Royal Ramsey – A sleepy fishing town, once great, then sh*t, now ok’ish.
Home to 7,300 people, Ramsey has always been considered as the troubled younger brother to Douglas, or the slightly less druggy cousin of Peel.
This article will look back over three key eras of Ramsey’s history: we will explore the glory days; I shall present a no holds barred look at the dire days and we’ll conclude on a high with the arrival of Costa and crazy paving down the alley ways.
The Glory Years
Before cheap flights to the ‘Med’ were an option, Ramsey was a bustling tourist hot spot-think Malaga crossed with Scarborough. This was due in part to the Queen’s Pier; opened in 1886 it provided the unique opportunity to walk out 200 yards to sea, and then back again. There was also a small tram if you were prepared to ramp the excitement up to dangerous levels.
DID YOU KNOW?
Ramsey is only 19 miles from where the Bee Gee’s were born.
Away from the summer season there was no shortage of community events for the public to support, whether it be the competition to crown Miss Ramsey, with glamorous hopefuls pitted against one another to see who could gut the most herring in 60 seconds, or the annual pig shaving competition, held in Market Square on New Year’s Day, with the gathered hair woven into fancy bonnets for the local children.
As the decades passed and time took its toll on the town’s attractions less people felt the inclination to ‘take a trip’ up north – this had a devastating impact on the many pubs and guest houses and heralded the beginning of Ramsey’s great depression.
The Dark Days
Towards the end of the 20th century Ramsey was in the doldrums – whereas once full with cod and herring the bay was now awash with broken dreams, Sellafield nuclear waste and soiled sanitary towels.
The Grand Island hotel was once the jewel in Ramsey’s crown, with its sweeping lawns flanked with palm trees and opulent function rooms; by the turn of the millennium it looked like it had developed a bad crack habit and only served to host debauched 18th birthday parties and operate as a budget affair venue for philanders that couldn’t afford The Sefton.
Not even TT could revive its ailing fortunes, with bikers opting to sleep rough. In 2007 the hotel that once hosted Hollywood bad boy Micky Rourke as he shot an unforgivably shite film about Shergar, closed its doors for the final time.
This mid-noughties point saw extensive decline in Ramsey, with a number of high street heavyweights throwing in the towel. Amongst the casualties were Misters Menswear (fashions from 5 years previous), Stead and Simpsons (Clunky sling backs) and Miss Clarks (lingerie for depraved 80 year olds). To quote my dear grandmother, ‘Ramsey was in the shit big time’. Little did we know that its savior was waiting in the wings, in the form of a pint sized barista with a manifesto to ‘make Ramsey great again!’.
DID YOU KNOW?
Chips, Cheese & Black is Ramsey’s local delicacy, with the traditional gravy replaced with Guinness.

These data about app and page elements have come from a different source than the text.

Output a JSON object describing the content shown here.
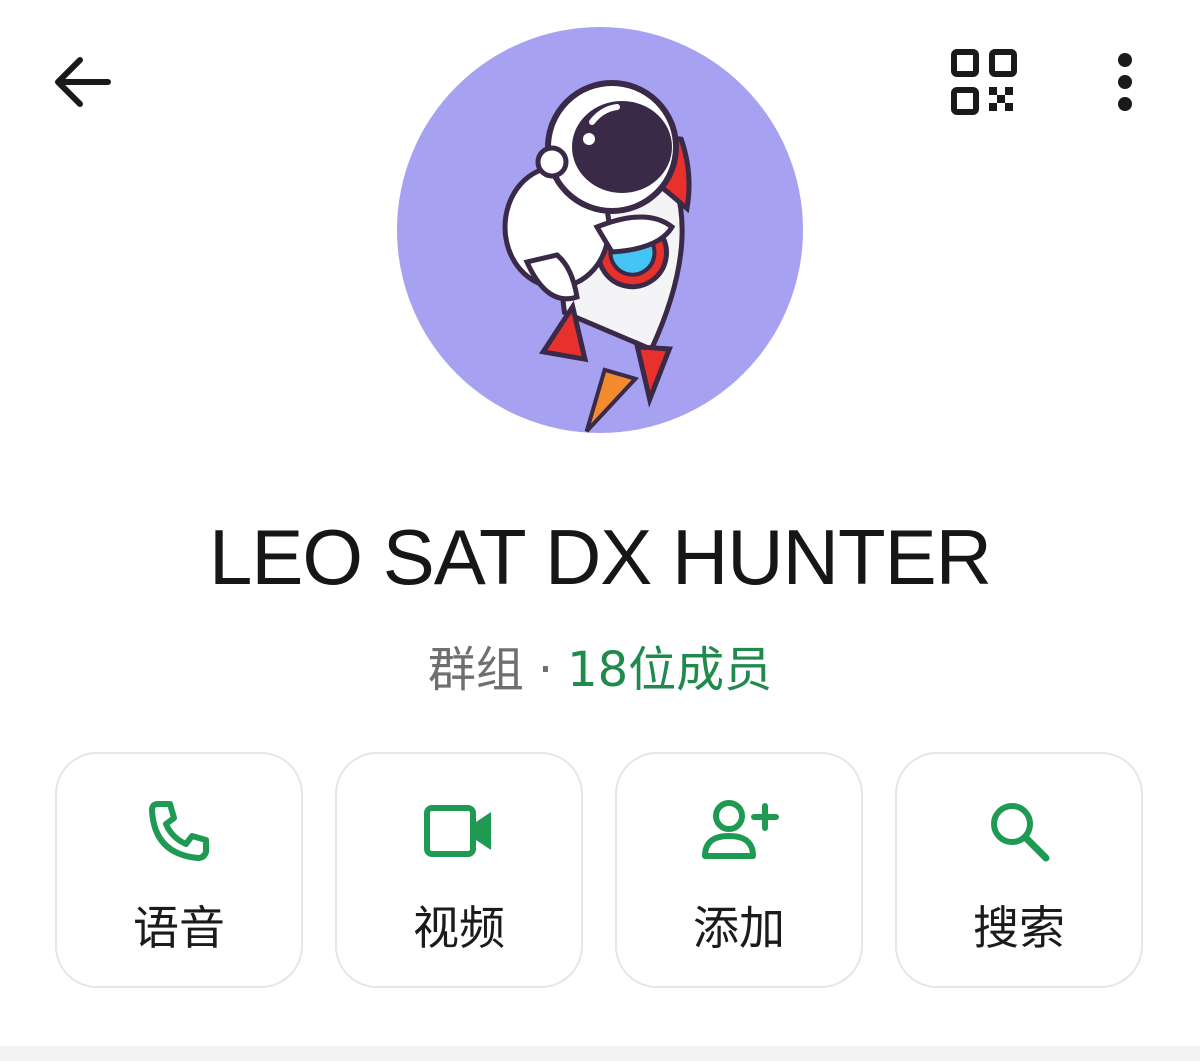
{
  "header": {
    "back_icon": "arrow-left-icon",
    "qr_icon": "qr-code-icon",
    "more_icon": "more-vertical-icon"
  },
  "profile": {
    "avatar_description_icon": "astronaut-rocket-avatar",
    "name": "LEO SAT DX HUNTER",
    "type_label": "群组",
    "separator": "·",
    "members_label": "18位成员"
  },
  "actions": [
    {
      "label": "语音",
      "icon": "phone-icon"
    },
    {
      "label": "视频",
      "icon": "video-camera-icon"
    },
    {
      "label": "添加",
      "icon": "add-person-icon"
    },
    {
      "label": "搜索",
      "icon": "search-icon"
    }
  ],
  "colors": {
    "accent_green": "#1f8a4c",
    "avatar_bg": "#a6a1f1",
    "text_dark": "#161616",
    "text_muted": "#6f6f6f"
  }
}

Thank Christ for Costa
By 2012 Royal Ramsey had slunk into disrepair – it hadn’t been mentioned in the House of Keys since 1996 and was referred to by other Islanders as Andreas South. A once varied and bustling high street it now lay deserted, only for fifty six charity shops and two dozen scented candle/rich person tat stores.
Ramsey really was in need of a hero, they were holding out for a hero ‘til the end of the night, and he had to be strong, and he had to be fast and he had to be fresh from the fight. Step forward Gary Dorling. The coffee entrepreneur deemed Ramsey to be the perfect location for his 100th Island outlet. With its arrival townsfolk emerged from their caves, rubbing their eyes, ready to rejoin society.
The ripple effect caused by its opening was unprecedented, before long the court house area was redeveloped; the high street and associated lanes went spotlight paving crazy and new businesses flocked to the town.
Ramsey has continued to go from strength to strength thanks to the Dorling Revolution; a second Costa has opened now in the Mooragh Park, offering full time mummies a choice of where to spend their days. Work is underway to restore the Queen’s Pier thanks to a group of local volunteers and a new skate park has been built to give youngsters somewhere to skate and indulge in recreational drugs use.
Who knows what lies in store for Ramsey, rumours abound that off the back of its recent revival local commissioners are preparing a bid to host the 2022 Basket Weaving Finals, which would bring with it the creation of a 25,000 seater stadium and an extensive Weavers village complex.
We will have to wait and see, but one thing is for sure, Ramsey is a town, on the up.